Dawn Treader stirs controversy
The studios behind the new Narnia movie are walking a tightrope in their quest to promote the third film in the fantasy franchise to a Christian audience and to general moviegoers.
The Chronicles of Narnia: The Voyage of the Dawn Treader doesn't open until Friday, but Fox and family-friendly producer Walden Media have been showing it to influential Christians for about a month, even before a finished print was ready.
That the studios have been reaching out to the faith-based community is an obvious strategy, given that it is based on the Narnia series from Christian philosopher C S Lewis.
But they also are going out of their way not to pigeonhole the film as something that will appeal just to the world's 2.2 billion Christians. There are, after all, an additional 4.7 billion inhabitants of Earth.
Sometimes, it can be quite tricky.
Case in point is Liam Neeson, who voices Aslan, the resurrected lion in the upcoming film. The actor said at a news conference last week that his character doesn't necessarily represent Christ. That might be news to Lewis, though, who wrote the opposite before he died in 1963.
"Aslan symbolises a Christlike figure, but he also symbolises for me Mohammed, Buddha and all the great spiritual leaders and prophets over the centuries," Neeson said.
The comment got some passionate bloggers working overtime to rebut Neeson's analysis by using Lewis' own words.
"The whole Narnian story is about Christ," Lewis once wrote.

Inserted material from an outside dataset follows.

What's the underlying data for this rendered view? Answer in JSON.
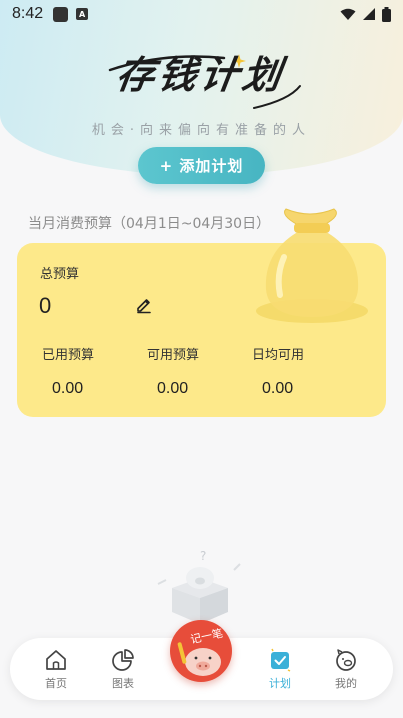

He said he "pictured him becoming a lion" because it's the king of beasts and because Christ is called "The Lion of Judah" in the Bible.
Aslan, wrote Lewis, "is an invention giving an imaginary answer to the question: 'What might Christ become like if there really were a world like Narnia?'"
But Dawn Treader producer Mark Johnson agrees with the, shall we say, more inclusive analysis from Neeson, telling The Hollywood Reporter that "resurrection exists in so many different religions in one form or another, so it's hardly exclusively Christian."
"We don't want to favour one group over another ... whether these books are Christian, I don't know," Johnson added.
The website that Fox and Walden have set up at NarniaFaith.com doesn't hedge in its attempt to appeal to Christians. Pastors who visit the site, in fact, are encouraged to tell their congregants that Aslan is Jesus Christ.
The site provides outlines of sermons based on the Narnia stories and a video message from Dawn Treader executive producer Douglas Gresham, a stepson of Lewis. It even offers video clips from the movie to share with churchgoers. One, for example, has Aslan explaining to the children that, "in your world, I have another name. You must learn to know me by it."
That other name is Jesus Christ, we're informed in the "sermon outlines". No mention of Buddha or Mohammad.